A sweaty class with bumping music, then the payoff – winding down with forward bends and hip openers. You are finally relaxed and calm and then…. BAM! You are startled out of your zen by a loud SMACK! Is it a gunshot? No, it’s a wooden block being knocked over. We’ve all cursed the person that did that- and we’ve all been the person that did that.
Let me rewind for a moment to a time before the foam block was created – yes, the foam block was invented in your lifetime. There was even a time where wooden blocks were not easily purchased, so they were made… made by hand. I remember in the parking lot of YogaWorks Montana studio, work exchange students used to BUILD wooden blocks when they couldn’t pay for classes. Many of the blocks still used at the Montana studio today were lovingly crafted by the hands of students. If you look closely, you can see the difference.
Wooden blocks serve many purposes that foam blocks do not which is why they have not been “done away” with. However, they do have the down-side of making a loud sound just when everyone is finally relaxed. The good news is there is a solution! You simply put the block down on “low.”
The three-dimensional shape of a yoga block is called a “Cuboid.” This indicates that there are three different shapes existing within the block.
There are three settings of a yoga block:
High: The longest side of the block is vertical, the block rests on the shortest end.
Medium: The longest side of the block is horizontal, the block rests on the long/ thin end.
Low: The block is horizontal and rests on the longest/ widest end.
The only time a block CAN’T be knocked over is when it is on the LOW setting.
There are in-class etiquette issues that take significant effort on our part (remembering to bring a towel), but putting your block on low is not one of them. It takes the same amount of time and can greatly benefit the quality of a class. Whenever you are done using your block and are putting it down on the floor next to you, simply put in on the low setting.
We can’t guarantee that a teacher won’t trip over it, stubbing their toe and yelling “Ow!” but at least there won’t be an accompanying “SMACK” as well. It’s yoga – we’re not perfect, but we do what we can to keep the peace…
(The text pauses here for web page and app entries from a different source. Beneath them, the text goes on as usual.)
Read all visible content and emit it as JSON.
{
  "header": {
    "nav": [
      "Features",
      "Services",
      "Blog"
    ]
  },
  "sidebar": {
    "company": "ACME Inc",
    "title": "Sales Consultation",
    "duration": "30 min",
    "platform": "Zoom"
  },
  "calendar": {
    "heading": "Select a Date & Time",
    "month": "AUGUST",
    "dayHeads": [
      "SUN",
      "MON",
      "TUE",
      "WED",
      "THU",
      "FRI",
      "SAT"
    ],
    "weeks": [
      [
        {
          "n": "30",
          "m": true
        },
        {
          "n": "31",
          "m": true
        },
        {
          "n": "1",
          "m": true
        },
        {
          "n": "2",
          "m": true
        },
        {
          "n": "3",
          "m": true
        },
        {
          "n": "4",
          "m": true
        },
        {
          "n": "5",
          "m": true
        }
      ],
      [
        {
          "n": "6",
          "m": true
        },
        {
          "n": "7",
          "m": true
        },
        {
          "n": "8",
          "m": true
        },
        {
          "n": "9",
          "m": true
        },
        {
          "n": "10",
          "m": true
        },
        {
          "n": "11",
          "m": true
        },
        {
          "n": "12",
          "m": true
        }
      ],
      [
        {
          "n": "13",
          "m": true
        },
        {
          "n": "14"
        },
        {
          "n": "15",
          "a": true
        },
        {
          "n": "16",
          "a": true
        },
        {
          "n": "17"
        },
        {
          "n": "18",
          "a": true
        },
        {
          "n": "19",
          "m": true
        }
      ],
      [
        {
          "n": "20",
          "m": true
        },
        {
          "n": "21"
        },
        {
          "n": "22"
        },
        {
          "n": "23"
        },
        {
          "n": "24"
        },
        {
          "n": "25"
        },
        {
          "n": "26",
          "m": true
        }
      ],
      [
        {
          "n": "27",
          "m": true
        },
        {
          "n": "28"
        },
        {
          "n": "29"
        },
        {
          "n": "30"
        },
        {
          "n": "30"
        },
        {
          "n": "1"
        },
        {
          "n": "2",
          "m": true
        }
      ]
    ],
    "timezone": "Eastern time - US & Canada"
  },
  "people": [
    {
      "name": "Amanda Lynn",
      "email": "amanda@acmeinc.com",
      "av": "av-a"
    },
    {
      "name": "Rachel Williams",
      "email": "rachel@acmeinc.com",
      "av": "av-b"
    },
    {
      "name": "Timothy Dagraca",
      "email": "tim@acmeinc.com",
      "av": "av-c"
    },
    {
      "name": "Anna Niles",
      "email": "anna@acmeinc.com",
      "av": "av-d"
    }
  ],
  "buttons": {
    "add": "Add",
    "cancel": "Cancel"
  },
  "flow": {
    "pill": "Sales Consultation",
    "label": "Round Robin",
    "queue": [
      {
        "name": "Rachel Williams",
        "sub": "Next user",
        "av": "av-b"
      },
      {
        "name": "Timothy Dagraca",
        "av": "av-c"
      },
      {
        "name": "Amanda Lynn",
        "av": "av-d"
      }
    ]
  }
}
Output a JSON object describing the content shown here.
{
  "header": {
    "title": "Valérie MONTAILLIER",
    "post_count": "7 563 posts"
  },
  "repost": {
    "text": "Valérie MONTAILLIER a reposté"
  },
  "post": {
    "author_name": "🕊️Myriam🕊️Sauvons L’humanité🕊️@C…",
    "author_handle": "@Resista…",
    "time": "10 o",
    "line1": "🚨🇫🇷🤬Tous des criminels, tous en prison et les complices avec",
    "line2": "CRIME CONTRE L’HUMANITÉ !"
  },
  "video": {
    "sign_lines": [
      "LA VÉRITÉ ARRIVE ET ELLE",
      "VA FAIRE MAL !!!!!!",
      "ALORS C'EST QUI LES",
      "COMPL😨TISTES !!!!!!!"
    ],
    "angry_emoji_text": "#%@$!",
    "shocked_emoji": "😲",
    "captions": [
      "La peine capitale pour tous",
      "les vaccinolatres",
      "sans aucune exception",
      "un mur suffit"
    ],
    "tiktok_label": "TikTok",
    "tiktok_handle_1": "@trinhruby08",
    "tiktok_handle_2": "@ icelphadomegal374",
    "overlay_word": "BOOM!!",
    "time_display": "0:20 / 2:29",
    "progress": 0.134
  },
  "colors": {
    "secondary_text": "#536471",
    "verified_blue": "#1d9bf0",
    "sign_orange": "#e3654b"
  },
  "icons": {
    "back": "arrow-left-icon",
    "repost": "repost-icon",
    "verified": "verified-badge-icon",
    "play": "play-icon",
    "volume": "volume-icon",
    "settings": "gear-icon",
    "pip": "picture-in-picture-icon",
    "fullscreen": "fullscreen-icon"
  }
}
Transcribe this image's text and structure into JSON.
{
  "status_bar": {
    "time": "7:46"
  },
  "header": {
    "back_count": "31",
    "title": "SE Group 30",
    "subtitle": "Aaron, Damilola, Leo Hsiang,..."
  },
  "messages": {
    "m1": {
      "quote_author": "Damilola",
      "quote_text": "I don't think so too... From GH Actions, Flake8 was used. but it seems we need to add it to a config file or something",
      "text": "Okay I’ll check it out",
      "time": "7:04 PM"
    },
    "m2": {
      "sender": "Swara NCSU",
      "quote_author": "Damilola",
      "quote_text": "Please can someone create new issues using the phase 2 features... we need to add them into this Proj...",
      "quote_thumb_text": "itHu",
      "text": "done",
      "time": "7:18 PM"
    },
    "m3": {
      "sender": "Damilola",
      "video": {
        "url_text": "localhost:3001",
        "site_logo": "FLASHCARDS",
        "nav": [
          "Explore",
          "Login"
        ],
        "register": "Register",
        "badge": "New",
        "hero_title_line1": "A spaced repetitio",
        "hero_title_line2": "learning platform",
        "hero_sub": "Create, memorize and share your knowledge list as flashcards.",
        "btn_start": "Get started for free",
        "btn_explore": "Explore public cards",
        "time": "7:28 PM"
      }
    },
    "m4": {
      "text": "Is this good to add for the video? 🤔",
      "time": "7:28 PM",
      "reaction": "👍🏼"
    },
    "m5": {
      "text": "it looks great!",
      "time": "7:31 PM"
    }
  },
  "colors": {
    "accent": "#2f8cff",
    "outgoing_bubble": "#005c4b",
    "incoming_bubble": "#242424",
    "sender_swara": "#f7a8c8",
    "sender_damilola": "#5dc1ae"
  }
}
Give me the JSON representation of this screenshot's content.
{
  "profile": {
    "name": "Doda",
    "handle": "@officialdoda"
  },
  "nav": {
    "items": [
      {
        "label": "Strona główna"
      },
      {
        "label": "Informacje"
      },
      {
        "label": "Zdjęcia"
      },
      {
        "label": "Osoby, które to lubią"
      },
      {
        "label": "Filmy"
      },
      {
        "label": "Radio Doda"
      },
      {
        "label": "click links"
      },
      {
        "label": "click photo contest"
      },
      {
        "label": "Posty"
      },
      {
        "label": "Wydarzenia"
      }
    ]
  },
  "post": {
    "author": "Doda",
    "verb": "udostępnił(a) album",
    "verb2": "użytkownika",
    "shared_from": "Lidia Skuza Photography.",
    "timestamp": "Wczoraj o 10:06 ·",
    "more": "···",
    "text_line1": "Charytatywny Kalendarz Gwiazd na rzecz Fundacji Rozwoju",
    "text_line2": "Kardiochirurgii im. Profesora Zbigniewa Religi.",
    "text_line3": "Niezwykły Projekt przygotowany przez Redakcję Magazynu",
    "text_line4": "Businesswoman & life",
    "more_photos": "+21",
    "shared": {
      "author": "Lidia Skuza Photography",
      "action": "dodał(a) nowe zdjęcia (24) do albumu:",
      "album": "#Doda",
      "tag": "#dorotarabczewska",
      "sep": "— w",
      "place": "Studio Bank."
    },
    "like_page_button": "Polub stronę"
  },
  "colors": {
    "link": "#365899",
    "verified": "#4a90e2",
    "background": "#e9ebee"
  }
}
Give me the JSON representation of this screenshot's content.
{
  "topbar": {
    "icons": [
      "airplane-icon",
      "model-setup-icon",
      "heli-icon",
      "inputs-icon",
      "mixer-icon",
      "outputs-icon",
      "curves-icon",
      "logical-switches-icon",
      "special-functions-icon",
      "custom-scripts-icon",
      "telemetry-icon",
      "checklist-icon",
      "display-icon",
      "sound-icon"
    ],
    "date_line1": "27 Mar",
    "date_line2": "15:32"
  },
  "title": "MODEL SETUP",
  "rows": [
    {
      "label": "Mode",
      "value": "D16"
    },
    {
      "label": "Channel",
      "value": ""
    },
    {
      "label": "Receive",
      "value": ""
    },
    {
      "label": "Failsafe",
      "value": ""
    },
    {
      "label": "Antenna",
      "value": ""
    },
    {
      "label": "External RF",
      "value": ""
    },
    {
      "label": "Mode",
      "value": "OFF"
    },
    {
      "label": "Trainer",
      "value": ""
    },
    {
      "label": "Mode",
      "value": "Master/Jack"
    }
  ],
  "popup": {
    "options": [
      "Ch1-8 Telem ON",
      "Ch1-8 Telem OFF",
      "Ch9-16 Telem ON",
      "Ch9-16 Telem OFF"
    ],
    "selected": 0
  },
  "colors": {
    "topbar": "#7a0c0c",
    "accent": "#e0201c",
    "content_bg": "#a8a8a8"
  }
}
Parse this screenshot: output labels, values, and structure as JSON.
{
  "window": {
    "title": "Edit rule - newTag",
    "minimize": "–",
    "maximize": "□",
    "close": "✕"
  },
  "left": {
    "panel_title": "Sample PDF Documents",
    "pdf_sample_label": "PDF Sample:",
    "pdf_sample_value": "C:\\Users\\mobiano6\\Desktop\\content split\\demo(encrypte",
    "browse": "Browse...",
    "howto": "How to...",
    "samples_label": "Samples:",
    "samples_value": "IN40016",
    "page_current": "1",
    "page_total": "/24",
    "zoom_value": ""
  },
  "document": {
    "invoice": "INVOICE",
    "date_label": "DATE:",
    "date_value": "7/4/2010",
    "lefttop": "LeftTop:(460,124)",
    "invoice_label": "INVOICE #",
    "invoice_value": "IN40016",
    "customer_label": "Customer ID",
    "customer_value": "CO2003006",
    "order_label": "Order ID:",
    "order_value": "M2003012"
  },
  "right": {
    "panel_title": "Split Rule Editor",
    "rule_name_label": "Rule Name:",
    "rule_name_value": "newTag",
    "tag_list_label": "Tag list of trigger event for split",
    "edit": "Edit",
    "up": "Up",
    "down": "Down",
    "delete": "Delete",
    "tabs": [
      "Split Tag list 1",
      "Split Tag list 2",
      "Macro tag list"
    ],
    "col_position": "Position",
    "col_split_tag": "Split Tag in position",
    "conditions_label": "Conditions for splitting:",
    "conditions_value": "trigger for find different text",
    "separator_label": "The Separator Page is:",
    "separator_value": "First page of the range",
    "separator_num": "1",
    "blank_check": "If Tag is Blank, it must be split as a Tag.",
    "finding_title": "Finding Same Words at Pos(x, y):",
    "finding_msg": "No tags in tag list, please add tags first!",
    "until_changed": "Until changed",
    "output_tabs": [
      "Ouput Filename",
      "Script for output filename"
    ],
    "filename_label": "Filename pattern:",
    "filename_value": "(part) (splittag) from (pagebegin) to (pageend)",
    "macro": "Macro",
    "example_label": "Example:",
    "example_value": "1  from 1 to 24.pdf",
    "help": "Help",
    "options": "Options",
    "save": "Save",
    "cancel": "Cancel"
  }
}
Sara Elizabeth Ivanhoe, M.A. is celebrating her 20- year teaching anniversary this year. To mark the occasion, she completed Loyola Marymount University’s Inaugural Master’s Degree in Yoga Philosophy. She holds a certificate in Yoga and Ecology from LMU as well. Ivanhoe is the Yoga Spokesperson for “Weight Watchers,” “Yoga for Dummies,” “Crunch Yoga,” and appeared as a series regular on “Dr. Drew’s Celebrity Rehab,” as the therapeutic instructor. Her mentor for Jnana Yoga is Dr. Christopher Key Chapple, for Bhakti Yoga, Mata Amritanandamayi (Amma), and for Hatha Yoga, Erich Schiffmann. For most of that 20 years, she can call Yoga Works her home. Follow Sara on Facebook, Instagram, and Twitter.